Whether you are having your first baby or your fifth, you’ve likely created a birth plan. You’ve researched and discussed all your options, and have an idea of who should be in the room, whether you want to use pain medications, what position you’d like to be in during delivery, and if you will play music in the background.
But did you stop to think about what comes after your baby is born?
California state law requires that all newborns are screened for a variety of serious, but treatable, disorders soon after birth. According to the California Department of Public Health, a blood test performed within the first day or two of your child’s birth includes screening for 75 different genetic and congenital disorders. The disorders can cause serious health problems — including brain damage — or death. Screening allows babies with any disorders to be identified early so they can start treatment.
“During the postpartum period, the newborn screen test is performed when a baby is around 12 to 48 hours old,” says Dana Cohen, RN, manager of the Maternal Infant Services Unit at Sharp Mary Birch Hospital for Women & Newborns. “The lab technician comes to the mother and infant’s room and performs the test there. Unlike in the past, we no longer remove the baby from the room.”
According to Cohen, the lab technician takes just a few drops of blood from your baby’s heel. This test is very simple, but is able to detect a large number of treatable, rare genetic disorders including:
- Metabolic disorders, such as phenylketonuria
- Endocrine disorders, including primary congenital hypothyroidism
- Hemoglobin disorders, such as sickle cell disease
- Cystic fibrosis
- Severe combined immunodeficiency (SCID)
“The screening detects disorders that can be very devastating if not discovered early,” Cohen says. “California state law requires hospitals to perform the screening, and we would only refrain from obtaining the test if parents refuse it and sign a waiver. However, we don’t get a lot of refusals when parents realize what the test entails.”
Screening results are sent to your infant’s pediatrician. If any abnormalities are found, you will be contacted to discuss treatment.

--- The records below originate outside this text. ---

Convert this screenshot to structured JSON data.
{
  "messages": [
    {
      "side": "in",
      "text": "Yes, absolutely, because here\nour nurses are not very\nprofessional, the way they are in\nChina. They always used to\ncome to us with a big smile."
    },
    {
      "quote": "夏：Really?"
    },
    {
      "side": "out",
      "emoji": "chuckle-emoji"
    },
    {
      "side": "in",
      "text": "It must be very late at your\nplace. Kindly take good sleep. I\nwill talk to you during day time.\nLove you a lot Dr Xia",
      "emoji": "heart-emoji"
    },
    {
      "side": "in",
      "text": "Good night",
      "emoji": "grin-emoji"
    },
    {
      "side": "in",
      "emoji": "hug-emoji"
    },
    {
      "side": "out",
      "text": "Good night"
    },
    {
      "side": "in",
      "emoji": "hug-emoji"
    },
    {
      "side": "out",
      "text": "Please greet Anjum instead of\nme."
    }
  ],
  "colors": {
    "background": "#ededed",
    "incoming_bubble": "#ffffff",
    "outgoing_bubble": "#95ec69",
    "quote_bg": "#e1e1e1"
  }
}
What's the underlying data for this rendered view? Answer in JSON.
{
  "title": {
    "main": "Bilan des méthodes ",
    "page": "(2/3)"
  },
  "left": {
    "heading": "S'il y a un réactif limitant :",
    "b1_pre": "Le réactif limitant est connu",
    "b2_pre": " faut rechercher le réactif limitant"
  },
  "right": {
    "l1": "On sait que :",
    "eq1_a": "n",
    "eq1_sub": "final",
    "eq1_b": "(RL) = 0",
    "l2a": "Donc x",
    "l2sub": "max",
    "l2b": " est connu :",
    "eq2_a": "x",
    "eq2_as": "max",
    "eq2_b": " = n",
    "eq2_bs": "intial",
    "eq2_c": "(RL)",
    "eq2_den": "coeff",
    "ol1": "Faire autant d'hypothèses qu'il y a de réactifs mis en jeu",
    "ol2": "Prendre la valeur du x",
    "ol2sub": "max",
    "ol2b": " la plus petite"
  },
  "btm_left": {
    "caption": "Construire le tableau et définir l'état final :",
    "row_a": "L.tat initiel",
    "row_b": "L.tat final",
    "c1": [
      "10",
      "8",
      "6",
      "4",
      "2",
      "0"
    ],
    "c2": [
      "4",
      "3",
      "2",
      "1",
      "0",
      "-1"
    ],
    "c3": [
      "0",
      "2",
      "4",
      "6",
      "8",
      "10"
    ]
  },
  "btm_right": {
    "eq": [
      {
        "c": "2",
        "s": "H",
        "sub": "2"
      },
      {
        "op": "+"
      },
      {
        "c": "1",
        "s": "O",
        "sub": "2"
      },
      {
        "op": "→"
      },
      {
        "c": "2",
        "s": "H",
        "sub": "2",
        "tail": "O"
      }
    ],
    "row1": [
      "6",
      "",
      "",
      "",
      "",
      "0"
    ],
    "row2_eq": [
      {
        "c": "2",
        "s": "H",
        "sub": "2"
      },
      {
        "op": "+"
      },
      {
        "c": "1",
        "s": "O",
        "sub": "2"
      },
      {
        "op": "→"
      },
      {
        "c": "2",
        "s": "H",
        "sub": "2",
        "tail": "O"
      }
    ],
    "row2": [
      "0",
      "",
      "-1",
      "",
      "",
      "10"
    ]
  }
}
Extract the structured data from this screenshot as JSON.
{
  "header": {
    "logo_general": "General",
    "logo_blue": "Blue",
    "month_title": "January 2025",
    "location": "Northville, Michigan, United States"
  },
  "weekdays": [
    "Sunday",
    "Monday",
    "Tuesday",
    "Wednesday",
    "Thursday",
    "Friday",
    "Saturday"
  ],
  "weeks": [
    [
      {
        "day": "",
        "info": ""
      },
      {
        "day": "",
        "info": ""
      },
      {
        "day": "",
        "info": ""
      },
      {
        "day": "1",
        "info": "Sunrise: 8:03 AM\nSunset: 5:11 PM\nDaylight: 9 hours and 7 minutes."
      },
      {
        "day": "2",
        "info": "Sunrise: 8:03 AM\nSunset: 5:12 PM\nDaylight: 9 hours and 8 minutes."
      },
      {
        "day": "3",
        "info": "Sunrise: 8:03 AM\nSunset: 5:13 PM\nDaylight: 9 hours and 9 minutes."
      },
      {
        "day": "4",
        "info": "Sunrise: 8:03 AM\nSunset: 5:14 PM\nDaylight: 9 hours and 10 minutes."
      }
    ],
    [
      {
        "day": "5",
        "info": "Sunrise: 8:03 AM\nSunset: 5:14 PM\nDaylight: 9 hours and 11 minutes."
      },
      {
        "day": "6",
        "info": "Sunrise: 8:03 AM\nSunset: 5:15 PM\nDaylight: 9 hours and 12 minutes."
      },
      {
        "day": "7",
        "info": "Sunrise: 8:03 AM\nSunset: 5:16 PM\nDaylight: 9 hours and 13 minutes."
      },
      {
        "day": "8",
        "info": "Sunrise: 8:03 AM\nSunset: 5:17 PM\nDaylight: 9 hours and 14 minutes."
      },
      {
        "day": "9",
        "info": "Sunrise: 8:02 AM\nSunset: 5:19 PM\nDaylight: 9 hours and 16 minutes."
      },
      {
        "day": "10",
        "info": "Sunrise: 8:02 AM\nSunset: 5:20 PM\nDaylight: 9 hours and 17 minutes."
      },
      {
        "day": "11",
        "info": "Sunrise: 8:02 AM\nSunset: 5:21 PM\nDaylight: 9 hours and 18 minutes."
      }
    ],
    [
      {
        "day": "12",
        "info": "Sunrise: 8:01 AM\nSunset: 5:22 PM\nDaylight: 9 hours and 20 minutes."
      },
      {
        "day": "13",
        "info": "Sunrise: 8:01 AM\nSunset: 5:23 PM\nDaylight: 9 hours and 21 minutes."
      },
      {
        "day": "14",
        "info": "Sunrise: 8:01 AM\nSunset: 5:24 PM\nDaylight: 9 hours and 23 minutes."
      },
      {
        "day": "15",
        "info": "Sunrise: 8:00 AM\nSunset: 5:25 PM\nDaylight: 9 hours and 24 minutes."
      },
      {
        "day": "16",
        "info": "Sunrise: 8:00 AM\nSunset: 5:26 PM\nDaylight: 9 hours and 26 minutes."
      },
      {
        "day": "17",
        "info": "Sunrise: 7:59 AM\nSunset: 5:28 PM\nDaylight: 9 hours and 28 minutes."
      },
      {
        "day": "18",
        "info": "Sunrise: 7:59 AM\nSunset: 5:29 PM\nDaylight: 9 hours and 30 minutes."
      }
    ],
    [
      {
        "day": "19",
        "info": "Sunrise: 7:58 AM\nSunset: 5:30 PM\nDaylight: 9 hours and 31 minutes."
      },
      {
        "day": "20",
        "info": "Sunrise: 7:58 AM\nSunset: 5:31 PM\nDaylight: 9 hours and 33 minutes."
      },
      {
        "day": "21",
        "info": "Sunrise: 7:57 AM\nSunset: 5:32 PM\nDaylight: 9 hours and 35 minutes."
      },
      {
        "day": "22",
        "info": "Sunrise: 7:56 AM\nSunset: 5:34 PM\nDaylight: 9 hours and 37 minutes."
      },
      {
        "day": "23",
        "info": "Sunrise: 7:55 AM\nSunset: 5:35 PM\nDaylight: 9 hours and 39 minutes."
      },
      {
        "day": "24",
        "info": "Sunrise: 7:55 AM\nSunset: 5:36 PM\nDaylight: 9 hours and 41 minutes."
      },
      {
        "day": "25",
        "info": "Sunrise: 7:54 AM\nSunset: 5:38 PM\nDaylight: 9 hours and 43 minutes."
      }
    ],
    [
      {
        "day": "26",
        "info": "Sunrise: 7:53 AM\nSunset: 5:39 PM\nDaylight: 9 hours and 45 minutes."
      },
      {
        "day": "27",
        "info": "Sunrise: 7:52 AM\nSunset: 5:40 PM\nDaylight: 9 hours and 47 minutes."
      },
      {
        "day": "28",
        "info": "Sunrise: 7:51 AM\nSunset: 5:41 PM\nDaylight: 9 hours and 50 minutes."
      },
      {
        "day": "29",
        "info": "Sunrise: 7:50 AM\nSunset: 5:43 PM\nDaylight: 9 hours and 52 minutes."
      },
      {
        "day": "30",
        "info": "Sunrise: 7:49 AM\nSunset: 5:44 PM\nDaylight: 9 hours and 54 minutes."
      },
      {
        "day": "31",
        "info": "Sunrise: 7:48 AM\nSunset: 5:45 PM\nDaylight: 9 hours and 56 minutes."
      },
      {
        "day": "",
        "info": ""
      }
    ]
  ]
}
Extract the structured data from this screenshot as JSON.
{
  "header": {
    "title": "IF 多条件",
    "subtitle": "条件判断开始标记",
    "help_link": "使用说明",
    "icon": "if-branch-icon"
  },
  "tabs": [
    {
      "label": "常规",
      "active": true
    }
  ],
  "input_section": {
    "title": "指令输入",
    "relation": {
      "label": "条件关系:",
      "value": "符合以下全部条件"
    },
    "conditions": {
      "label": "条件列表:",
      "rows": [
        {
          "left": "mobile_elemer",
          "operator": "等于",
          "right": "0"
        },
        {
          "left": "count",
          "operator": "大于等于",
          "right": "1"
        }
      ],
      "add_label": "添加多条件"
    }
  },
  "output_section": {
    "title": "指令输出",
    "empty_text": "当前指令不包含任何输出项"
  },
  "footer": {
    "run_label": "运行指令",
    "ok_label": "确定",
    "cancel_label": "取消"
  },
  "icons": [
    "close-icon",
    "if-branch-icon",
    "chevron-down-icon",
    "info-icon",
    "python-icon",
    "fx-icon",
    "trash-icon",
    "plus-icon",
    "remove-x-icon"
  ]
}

Talk with your postpartum nurse or pediatrician if you have questions about the test or your infant’s results.
To learn more about the complete list of disorders tested for in California, visit cdph.ca.gov/nbs.
For the news media: To talk with Dana Cohen about newborn screening for an upcoming story, contact Erica Carlson, senior public relations specialist, at firstname.lastname@example.org.